Published online: August 2, 2019
One of the most pressing issues regarding oral immunotherapy (OIT) are the adverse events during the home-treatment phase. In addition to the immediate IgE-mediated reactions, gastrointestinal symptoms unrelated temporally to the dose administration were described. Due to the accompanying peripheral eosinophilia noted, these events were termed (OIT)-induced gastrointestinal symptoms and eosinophilic responses (OITIGER).
In a paper by Goldberg et al, recently published in The Journal of Allergy and Clinical Immunology: In Practice, the treatment modifications and clinical outcomes in 65 OITIGER patients were studied. Multivariate analysis for risk factors associated with OITIGER was performed in milk-OIT subjects.
Treatment of symptoms included either reducing the cumulative dose received relative to the prescribed protocol or temporarily suspending treatment. Upon dosage modification symptoms and eosinophilia abated in the majority of patients, allowing for resumption of dose increases or re-initiation of treatment within the month. Reoccurrence of OITIGER during treatment developed in 10 out of 54 patients, which resolved after further dose modification. In long-term follow-up (>3-26 months) 31 out of 32 patients were asymptomatic with a stable absolute eosinophil count (AEC). Patients with OITIGER had a higher OIT failure rate (p=0.004) and were less likely to reach full desensitization (p<0.001), as compared to asymptomatic OIT-treated patients. Multivariate analysis identified the OIT starting dose (>120 mg), its rate of increase and baseline AECs as risk factors for developing OITIGER. Based on the data presented, OITIGER requires modification, but not cessation of therapy.
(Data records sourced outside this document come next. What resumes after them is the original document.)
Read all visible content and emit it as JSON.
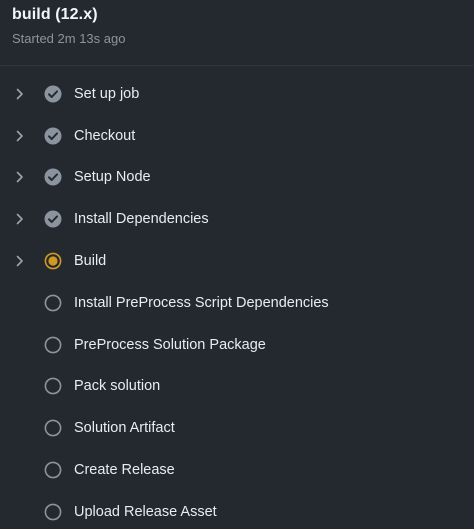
{
  "job": {
    "title": "build (12.x)",
    "subtitle": "Started 2m 13s ago"
  },
  "colors": {
    "background": "#24292f",
    "success_circle": "#8b949e",
    "in_progress": "#d29922",
    "pending_ring": "#8b949e"
  },
  "steps": [
    {
      "label": "Set up job",
      "status": "success",
      "expandable": true,
      "icon": "check-circle-icon"
    },
    {
      "label": "Checkout",
      "status": "success",
      "expandable": true,
      "icon": "check-circle-icon"
    },
    {
      "label": "Setup Node",
      "status": "success",
      "expandable": true,
      "icon": "check-circle-icon"
    },
    {
      "label": "Install Dependencies",
      "status": "success",
      "expandable": true,
      "icon": "check-circle-icon"
    },
    {
      "label": "Build",
      "status": "in_progress",
      "expandable": true,
      "icon": "in-progress-icon"
    },
    {
      "label": "Install PreProcess Script Dependencies",
      "status": "queued",
      "expandable": false,
      "icon": "pending-circle-icon"
    },
    {
      "label": "PreProcess Solution Package",
      "status": "queued",
      "expandable": false,
      "icon": "pending-circle-icon"
    },
    {
      "label": "Pack solution",
      "status": "queued",
      "expandable": false,
      "icon": "pending-circle-icon"
    },
    {
      "label": "Solution Artifact",
      "status": "queued",
      "expandable": false,
      "icon": "pending-circle-icon"
    },
    {
      "label": "Create Release",
      "status": "queued",
      "expandable": false,
      "icon": "pending-circle-icon"
    },
    {
      "label": "Upload Release Asset",
      "status": "queued",
      "expandable": false,
      "icon": "pending-circle-icon"
    }
  ]
}
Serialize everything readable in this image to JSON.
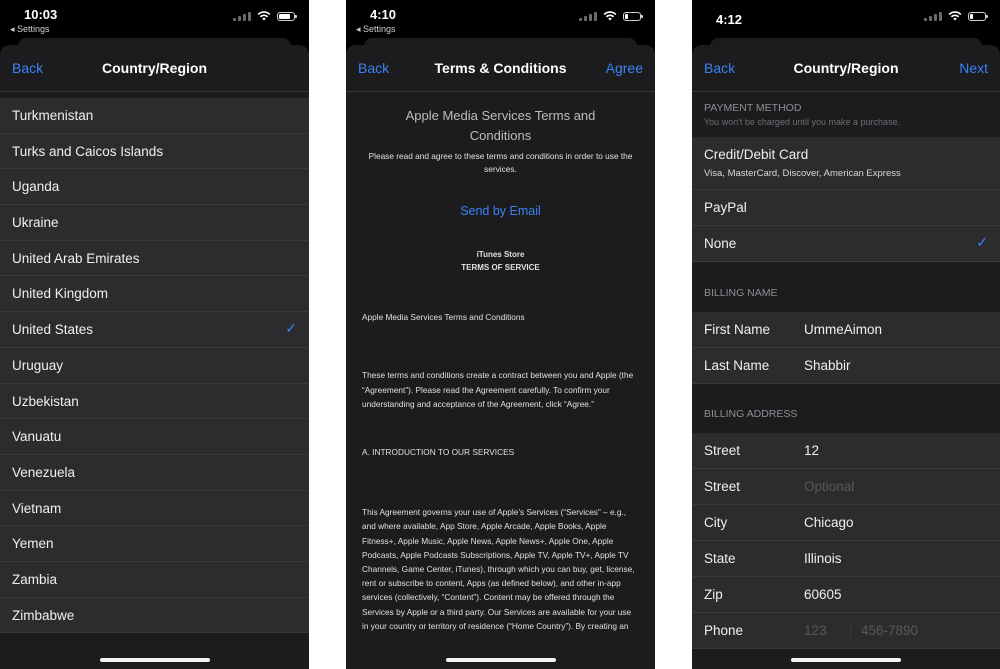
{
  "screen1": {
    "time": "10:03",
    "back_app": "◂ Settings",
    "nav": {
      "back": "Back",
      "title": "Country/Region"
    },
    "countries": [
      "Turkmenistan",
      "Turks and Caicos Islands",
      "Uganda",
      "Ukraine",
      "United Arab Emirates",
      "United Kingdom",
      "United States",
      "Uruguay",
      "Uzbekistan",
      "Vanuatu",
      "Venezuela",
      "Vietnam",
      "Yemen",
      "Zambia",
      "Zimbabwe"
    ],
    "selected": "United States",
    "battery_fraction": 0.75
  },
  "screen2": {
    "time": "4:10",
    "back_app": "◂ Settings",
    "nav": {
      "back": "Back",
      "title": "Terms & Conditions",
      "action": "Agree"
    },
    "heading": "Apple Media Services Terms and Conditions",
    "intro": "Please read and agree to these terms and conditions in order to use the services.",
    "email_link": "Send by Email",
    "store_line1": "iTunes Store",
    "store_line2": "TERMS OF SERVICE",
    "para1": "Apple Media Services Terms and Conditions",
    "para2": "These terms and conditions create a contract between you and Apple (the “Agreement”). Please read the Agreement carefully. To confirm your understanding and acceptance of the Agreement, click “Agree.”",
    "para3": "A. INTRODUCTION TO OUR SERVICES",
    "para4": "This Agreement governs your use of Apple’s Services (“Services” – e.g., and where available, App Store, Apple Arcade, Apple Books, Apple Fitness+, Apple Music, Apple News, Apple News+, Apple One, Apple Podcasts, Apple Podcasts Subscriptions, Apple TV, Apple TV+, Apple TV Channels, Game Center, iTunes), through which you can buy, get, license, rent or subscribe to content, Apps (as defined below), and other in-app services (collectively, “Content”). Content may be offered through the Services by Apple or a third party. Our Services are available for your use in your country or territory of residence (“Home Country”). By creating an",
    "battery_fraction": 0.2
  },
  "screen3": {
    "time": "4:12",
    "nav": {
      "back": "Back",
      "title": "Country/Region",
      "action": "Next"
    },
    "payment_header": "PAYMENT METHOD",
    "payment_sub": "You won't be charged until you make a purchase.",
    "card_label": "Credit/Debit Card",
    "card_sub": "Visa, MasterCard, Discover, American Express",
    "paypal": "PayPal",
    "none": "None",
    "billing_name_header": "BILLING NAME",
    "first_name_label": "First Name",
    "first_name": "UmmeAimon",
    "last_name_label": "Last Name",
    "last_name": "Shabbir",
    "billing_address_header": "BILLING ADDRESS",
    "street_label": "Street",
    "street": "12",
    "street2_label": "Street",
    "street2_placeholder": "Optional",
    "city_label": "City",
    "city": "Chicago",
    "state_label": "State",
    "state": "Illinois",
    "zip_label": "Zip",
    "zip": "60605",
    "phone_label": "Phone",
    "phone_area_placeholder": "123",
    "phone_number_placeholder": "456-7890",
    "battery_fraction": 0.2
  },
  "colors": {
    "accent": "#3b82f6",
    "cell": "#2c2c2e",
    "sheet": "#1c1c1e"
  }
}
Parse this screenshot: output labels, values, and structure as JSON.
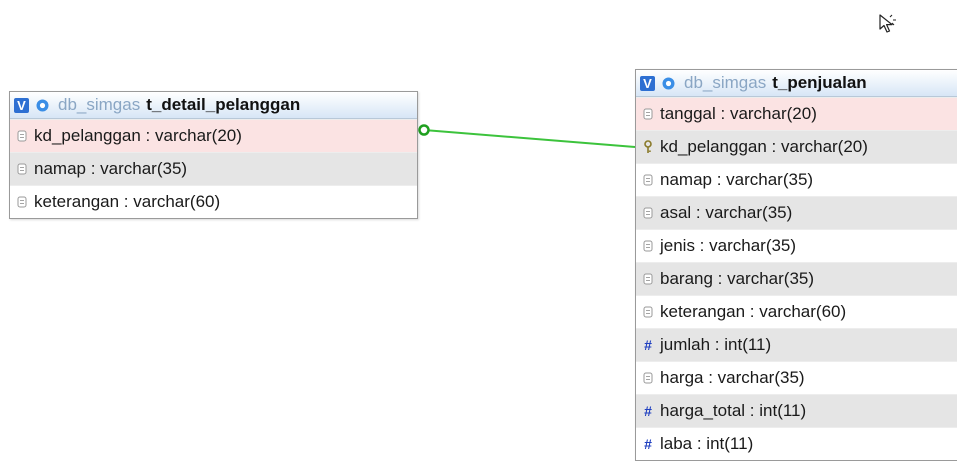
{
  "tables": {
    "detail": {
      "toggle": "V",
      "db": "db_simgas",
      "name": "t_detail_pelanggan",
      "columns": [
        {
          "text": "kd_pelanggan : varchar(20)",
          "type": "text",
          "bg": "pink"
        },
        {
          "text": "namap : varchar(35)",
          "type": "text",
          "bg": "gray"
        },
        {
          "text": "keterangan : varchar(60)",
          "type": "text",
          "bg": "white"
        }
      ]
    },
    "penjualan": {
      "toggle": "V",
      "db": "db_simgas",
      "name": "t_penjualan",
      "columns": [
        {
          "text": "tanggal : varchar(20)",
          "type": "text",
          "bg": "pink"
        },
        {
          "text": "kd_pelanggan : varchar(20)",
          "type": "key",
          "bg": "gray"
        },
        {
          "text": "namap : varchar(35)",
          "type": "text",
          "bg": "white"
        },
        {
          "text": "asal : varchar(35)",
          "type": "text",
          "bg": "gray"
        },
        {
          "text": "jenis : varchar(35)",
          "type": "text",
          "bg": "white"
        },
        {
          "text": "barang : varchar(35)",
          "type": "text",
          "bg": "gray"
        },
        {
          "text": "keterangan : varchar(60)",
          "type": "text",
          "bg": "white"
        },
        {
          "text": "jumlah : int(11)",
          "type": "number",
          "bg": "gray"
        },
        {
          "text": "harga : varchar(35)",
          "type": "text",
          "bg": "white"
        },
        {
          "text": "harga_total : int(11)",
          "type": "number",
          "bg": "gray"
        },
        {
          "text": "laba : int(11)",
          "type": "number",
          "bg": "white"
        }
      ]
    }
  },
  "colors": {
    "relation_line": "#3cc33c",
    "toggle_bg": "#2d6fd2",
    "db_name": "#8aa6c4",
    "number_icon": "#2040c0"
  }
}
Furthermore, risk stratification based on baseline AEC count may identify patients who would benefit from a slower OIT dosing regimen and decrease the occurrence of OITIGER.
The Journal of Allergy and Clinical Immunology: In Practice is an official journal of the AAAAI, focusing on practical information for the practicing clinician.